- Work to complete
Within the records below, filter for lines carrying the word "boycotted" and copy them.

>>

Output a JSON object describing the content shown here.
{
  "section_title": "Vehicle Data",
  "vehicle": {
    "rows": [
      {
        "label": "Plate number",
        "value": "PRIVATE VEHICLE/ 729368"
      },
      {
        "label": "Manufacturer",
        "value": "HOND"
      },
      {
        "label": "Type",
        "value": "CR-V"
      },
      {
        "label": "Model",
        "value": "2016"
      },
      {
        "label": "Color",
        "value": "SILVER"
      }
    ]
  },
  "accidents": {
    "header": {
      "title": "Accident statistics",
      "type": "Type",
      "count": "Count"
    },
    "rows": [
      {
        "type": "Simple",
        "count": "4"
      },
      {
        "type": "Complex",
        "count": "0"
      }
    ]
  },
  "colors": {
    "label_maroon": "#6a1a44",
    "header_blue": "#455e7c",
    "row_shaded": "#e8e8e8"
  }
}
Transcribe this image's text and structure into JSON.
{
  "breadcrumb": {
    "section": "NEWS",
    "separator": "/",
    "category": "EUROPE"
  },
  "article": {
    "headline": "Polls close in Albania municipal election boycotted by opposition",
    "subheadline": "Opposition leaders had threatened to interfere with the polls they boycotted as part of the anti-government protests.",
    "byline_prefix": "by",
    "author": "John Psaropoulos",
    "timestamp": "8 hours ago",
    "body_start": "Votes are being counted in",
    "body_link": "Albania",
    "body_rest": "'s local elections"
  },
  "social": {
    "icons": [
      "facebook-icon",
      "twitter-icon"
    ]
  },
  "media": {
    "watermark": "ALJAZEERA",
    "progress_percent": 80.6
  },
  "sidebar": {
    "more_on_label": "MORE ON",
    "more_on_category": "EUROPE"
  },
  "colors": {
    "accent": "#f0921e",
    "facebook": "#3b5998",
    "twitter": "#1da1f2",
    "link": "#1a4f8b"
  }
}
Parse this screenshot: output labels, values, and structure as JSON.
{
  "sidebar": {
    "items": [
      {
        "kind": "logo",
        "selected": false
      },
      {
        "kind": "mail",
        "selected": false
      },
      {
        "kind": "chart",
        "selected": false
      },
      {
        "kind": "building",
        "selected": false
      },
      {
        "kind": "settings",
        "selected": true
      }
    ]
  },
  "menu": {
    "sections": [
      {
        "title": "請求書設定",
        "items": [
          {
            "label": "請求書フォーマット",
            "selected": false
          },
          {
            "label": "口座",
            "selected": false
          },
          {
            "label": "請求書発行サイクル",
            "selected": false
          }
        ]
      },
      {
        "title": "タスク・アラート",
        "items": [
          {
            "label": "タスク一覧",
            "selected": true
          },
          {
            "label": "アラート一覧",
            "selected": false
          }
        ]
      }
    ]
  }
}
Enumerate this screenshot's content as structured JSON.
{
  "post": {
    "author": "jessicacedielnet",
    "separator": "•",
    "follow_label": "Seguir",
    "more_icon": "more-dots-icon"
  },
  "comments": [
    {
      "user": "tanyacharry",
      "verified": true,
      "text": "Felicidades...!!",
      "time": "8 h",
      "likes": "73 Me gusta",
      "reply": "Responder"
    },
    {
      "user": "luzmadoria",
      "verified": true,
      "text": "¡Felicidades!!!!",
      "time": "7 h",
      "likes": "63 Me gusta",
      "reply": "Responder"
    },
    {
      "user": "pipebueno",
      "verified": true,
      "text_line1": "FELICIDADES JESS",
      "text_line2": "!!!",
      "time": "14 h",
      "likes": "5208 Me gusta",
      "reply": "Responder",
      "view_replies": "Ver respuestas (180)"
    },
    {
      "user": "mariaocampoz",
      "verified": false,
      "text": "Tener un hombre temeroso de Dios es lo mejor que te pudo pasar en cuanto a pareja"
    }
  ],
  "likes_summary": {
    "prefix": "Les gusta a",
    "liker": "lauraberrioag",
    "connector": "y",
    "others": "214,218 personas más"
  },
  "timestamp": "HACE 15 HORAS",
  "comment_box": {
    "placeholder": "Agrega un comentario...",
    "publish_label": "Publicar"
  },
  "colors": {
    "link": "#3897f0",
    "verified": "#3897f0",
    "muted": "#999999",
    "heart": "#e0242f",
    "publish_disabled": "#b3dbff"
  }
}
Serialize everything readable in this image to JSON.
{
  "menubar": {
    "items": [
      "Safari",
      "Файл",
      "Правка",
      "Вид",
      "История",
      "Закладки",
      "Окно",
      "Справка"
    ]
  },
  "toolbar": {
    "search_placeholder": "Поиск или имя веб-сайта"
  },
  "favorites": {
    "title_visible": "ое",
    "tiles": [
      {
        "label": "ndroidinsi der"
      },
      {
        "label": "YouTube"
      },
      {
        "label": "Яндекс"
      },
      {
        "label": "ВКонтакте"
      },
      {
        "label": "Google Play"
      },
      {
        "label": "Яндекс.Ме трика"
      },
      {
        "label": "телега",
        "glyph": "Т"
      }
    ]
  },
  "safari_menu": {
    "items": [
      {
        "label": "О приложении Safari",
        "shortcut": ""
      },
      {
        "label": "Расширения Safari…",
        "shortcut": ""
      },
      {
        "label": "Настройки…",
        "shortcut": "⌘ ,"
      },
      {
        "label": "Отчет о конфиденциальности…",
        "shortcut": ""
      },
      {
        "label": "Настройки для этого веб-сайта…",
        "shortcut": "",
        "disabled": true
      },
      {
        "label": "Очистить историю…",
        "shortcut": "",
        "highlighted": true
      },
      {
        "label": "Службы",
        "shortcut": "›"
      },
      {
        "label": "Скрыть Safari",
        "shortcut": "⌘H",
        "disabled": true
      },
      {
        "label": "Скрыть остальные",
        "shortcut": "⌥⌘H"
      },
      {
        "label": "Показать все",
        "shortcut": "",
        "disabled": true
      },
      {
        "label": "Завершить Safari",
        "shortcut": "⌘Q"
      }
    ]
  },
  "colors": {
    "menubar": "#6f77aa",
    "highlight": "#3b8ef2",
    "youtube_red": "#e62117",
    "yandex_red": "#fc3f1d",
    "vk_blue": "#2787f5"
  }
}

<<

- Solution to this problem
    "headline": "Polls close in Albania municipal election boycotted by opposition",
    "subheadline": "Opposition leaders had threatened to interfere with the polls they boycotted as part of the anti-government protests.",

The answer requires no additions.